The fibre product of and over and is written as

If it exists, the fibre product is uniquely defined up to an isomorphism.

In a category with finite products and kernels of pairs of morphisms, the fibre product of and over and is formed as follows. Let be the product of and with projections and and let be the kernel of the pair of morphisms . Then , together with the morphisms and , is a fibre product of and over and . In many categories of structured sets, is the subset of consisting of all those pairs for which .
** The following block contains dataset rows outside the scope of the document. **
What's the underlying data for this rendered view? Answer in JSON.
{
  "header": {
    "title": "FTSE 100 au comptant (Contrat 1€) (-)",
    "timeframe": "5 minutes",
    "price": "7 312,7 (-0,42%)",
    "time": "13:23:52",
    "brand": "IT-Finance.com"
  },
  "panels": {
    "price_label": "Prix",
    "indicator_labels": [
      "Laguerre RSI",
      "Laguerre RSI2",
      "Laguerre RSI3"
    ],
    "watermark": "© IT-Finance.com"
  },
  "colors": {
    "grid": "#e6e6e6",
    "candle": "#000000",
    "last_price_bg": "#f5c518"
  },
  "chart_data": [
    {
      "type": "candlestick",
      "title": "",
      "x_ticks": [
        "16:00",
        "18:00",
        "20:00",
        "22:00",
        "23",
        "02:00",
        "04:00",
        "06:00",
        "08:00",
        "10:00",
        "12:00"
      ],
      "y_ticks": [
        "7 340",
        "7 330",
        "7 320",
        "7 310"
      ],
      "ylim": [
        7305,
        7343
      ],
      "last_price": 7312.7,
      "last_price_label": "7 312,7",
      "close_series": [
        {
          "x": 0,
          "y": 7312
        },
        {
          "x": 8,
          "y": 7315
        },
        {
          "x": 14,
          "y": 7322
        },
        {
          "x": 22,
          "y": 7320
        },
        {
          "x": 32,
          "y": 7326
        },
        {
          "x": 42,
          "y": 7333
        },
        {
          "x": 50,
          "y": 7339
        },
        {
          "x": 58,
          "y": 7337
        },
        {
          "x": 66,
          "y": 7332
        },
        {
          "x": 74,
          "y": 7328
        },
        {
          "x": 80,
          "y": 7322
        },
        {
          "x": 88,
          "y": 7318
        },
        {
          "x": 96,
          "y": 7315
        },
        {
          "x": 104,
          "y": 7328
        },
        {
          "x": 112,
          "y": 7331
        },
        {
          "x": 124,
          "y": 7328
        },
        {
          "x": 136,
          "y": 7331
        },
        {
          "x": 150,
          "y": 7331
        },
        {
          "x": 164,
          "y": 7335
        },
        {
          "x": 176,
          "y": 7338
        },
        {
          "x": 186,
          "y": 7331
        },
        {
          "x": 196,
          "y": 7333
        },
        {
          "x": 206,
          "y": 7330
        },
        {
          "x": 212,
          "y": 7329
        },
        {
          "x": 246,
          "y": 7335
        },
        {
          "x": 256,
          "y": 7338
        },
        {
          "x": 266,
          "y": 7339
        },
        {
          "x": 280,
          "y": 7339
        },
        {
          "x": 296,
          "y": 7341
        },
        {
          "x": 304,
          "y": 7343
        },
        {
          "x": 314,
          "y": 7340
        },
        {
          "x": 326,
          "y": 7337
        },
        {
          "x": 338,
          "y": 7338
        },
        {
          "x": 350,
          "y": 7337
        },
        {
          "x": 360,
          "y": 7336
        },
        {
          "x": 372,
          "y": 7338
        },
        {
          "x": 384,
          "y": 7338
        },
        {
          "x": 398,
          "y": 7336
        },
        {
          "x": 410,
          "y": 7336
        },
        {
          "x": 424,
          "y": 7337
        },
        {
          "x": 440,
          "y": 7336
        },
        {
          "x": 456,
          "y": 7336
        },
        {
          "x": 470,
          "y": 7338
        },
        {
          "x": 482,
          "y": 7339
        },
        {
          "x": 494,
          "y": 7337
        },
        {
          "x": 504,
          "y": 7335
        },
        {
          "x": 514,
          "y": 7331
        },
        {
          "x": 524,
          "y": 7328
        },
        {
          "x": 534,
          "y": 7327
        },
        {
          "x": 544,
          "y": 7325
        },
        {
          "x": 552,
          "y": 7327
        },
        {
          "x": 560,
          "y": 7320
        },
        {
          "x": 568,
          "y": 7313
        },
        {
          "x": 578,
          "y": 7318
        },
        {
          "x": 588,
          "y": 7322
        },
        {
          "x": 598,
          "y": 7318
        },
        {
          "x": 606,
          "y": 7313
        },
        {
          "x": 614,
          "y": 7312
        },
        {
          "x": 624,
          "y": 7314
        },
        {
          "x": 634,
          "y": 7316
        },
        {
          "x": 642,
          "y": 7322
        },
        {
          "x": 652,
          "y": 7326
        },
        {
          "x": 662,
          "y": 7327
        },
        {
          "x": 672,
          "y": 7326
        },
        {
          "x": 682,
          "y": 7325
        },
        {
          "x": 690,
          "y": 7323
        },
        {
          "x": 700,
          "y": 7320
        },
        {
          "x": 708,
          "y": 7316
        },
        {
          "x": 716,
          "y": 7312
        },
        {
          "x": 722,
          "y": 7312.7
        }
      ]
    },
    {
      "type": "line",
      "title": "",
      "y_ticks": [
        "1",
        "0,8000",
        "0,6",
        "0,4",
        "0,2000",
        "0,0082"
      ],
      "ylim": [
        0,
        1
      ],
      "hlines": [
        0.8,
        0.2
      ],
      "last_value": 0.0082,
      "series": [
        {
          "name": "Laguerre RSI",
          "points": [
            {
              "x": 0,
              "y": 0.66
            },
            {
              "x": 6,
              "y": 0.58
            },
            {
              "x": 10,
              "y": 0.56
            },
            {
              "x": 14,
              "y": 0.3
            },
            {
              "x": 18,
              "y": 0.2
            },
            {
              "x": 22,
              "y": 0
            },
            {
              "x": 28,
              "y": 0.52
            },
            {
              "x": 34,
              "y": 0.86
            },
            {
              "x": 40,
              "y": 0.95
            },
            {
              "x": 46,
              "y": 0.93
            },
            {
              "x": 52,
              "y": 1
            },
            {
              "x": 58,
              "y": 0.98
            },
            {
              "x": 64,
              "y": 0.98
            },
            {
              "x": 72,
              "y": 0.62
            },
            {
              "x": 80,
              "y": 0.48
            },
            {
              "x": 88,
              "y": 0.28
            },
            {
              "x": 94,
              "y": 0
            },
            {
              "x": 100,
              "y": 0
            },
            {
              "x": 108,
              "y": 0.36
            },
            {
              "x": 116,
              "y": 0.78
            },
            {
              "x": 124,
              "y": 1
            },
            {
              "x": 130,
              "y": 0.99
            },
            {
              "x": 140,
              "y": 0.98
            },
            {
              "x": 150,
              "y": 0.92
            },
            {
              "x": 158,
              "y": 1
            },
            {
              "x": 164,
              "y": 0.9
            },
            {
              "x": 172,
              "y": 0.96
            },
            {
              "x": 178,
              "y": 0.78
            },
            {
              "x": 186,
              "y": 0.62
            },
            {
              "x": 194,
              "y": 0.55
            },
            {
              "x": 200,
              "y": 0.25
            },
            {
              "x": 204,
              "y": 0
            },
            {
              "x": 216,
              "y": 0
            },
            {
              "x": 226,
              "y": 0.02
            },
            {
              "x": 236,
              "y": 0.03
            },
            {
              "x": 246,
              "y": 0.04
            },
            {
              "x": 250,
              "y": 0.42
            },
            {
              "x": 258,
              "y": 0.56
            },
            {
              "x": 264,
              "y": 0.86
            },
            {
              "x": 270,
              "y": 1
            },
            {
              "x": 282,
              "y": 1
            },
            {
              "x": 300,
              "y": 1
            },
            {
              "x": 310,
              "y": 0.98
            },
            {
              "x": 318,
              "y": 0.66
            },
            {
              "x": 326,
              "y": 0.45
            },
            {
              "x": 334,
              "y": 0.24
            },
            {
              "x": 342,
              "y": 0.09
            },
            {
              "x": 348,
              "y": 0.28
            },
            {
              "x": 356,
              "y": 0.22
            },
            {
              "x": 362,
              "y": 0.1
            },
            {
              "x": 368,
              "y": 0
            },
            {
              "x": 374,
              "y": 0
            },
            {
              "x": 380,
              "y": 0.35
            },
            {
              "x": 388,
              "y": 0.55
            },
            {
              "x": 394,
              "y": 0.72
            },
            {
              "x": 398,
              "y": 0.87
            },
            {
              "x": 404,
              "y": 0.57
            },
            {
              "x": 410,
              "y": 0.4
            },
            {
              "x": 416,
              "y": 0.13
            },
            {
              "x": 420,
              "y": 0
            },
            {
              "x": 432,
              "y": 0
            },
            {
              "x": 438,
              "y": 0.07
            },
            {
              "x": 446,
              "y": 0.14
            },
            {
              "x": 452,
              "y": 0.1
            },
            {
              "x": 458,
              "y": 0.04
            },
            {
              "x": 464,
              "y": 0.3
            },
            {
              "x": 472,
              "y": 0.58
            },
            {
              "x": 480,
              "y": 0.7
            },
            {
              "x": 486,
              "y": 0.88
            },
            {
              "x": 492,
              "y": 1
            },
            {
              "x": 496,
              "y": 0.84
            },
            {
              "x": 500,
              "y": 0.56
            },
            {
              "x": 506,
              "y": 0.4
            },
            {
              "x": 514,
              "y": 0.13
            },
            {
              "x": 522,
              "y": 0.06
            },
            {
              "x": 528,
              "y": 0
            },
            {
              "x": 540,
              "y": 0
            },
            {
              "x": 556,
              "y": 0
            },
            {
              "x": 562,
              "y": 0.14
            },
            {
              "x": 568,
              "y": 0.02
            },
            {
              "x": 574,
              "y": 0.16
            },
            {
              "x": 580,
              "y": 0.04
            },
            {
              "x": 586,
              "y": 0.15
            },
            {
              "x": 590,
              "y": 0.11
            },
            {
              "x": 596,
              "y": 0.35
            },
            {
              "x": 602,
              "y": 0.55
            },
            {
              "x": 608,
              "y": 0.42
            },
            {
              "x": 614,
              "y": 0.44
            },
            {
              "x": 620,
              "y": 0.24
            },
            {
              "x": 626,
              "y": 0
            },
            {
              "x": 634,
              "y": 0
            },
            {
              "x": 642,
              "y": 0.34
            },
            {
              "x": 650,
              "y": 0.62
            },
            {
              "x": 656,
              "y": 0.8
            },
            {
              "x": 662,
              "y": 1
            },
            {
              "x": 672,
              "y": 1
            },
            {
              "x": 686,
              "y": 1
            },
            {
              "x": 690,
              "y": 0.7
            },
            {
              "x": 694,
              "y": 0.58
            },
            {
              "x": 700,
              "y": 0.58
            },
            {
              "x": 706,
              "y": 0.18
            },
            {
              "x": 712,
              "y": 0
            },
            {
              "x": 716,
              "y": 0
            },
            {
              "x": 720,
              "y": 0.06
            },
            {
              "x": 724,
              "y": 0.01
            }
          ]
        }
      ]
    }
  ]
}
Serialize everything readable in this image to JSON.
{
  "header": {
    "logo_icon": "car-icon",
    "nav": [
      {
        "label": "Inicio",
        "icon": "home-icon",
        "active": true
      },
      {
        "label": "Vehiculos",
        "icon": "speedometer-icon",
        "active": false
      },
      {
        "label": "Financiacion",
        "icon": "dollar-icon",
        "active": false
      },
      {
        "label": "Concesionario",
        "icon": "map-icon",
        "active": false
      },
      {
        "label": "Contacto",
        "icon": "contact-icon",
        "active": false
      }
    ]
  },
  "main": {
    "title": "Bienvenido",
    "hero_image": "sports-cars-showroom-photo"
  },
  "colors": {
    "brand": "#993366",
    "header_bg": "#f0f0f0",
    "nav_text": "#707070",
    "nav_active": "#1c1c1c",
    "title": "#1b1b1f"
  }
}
In the literature on category theory, fibre products are most commonly called pullbacks, and examples of the dual notion (i.e. fibre products in the opposite of the category under consideration) are called pushouts. The name "fibre product" derives from the fact that, in the category of sets (and hence, in any concrete category whose underlying-set functor preserves pullbacks), the fibre of over an element (i.e. the inverse image of under the mapping ) is the Cartesian product of the fibres and . Note also that (binary) products (cf. Product of a family of objects in a category) are a special case of pullbacks, in which the object is taken to be a final object of the category.


[a1] B. Mitchell, "Theory of categories" , Acad. Press (1965)
[a2] J. Adámek, "Theory of mathematical structures" , Reidel (1983)
How to Cite This Entry:
Fibre product of objects in a category. Encyclopedia of Mathematics. URL:
This article was adapted from an original article by M.Sh. Tsalenko (originator), which appeared in Encyclopedia of Mathematics - ISBN 1402006098. See original article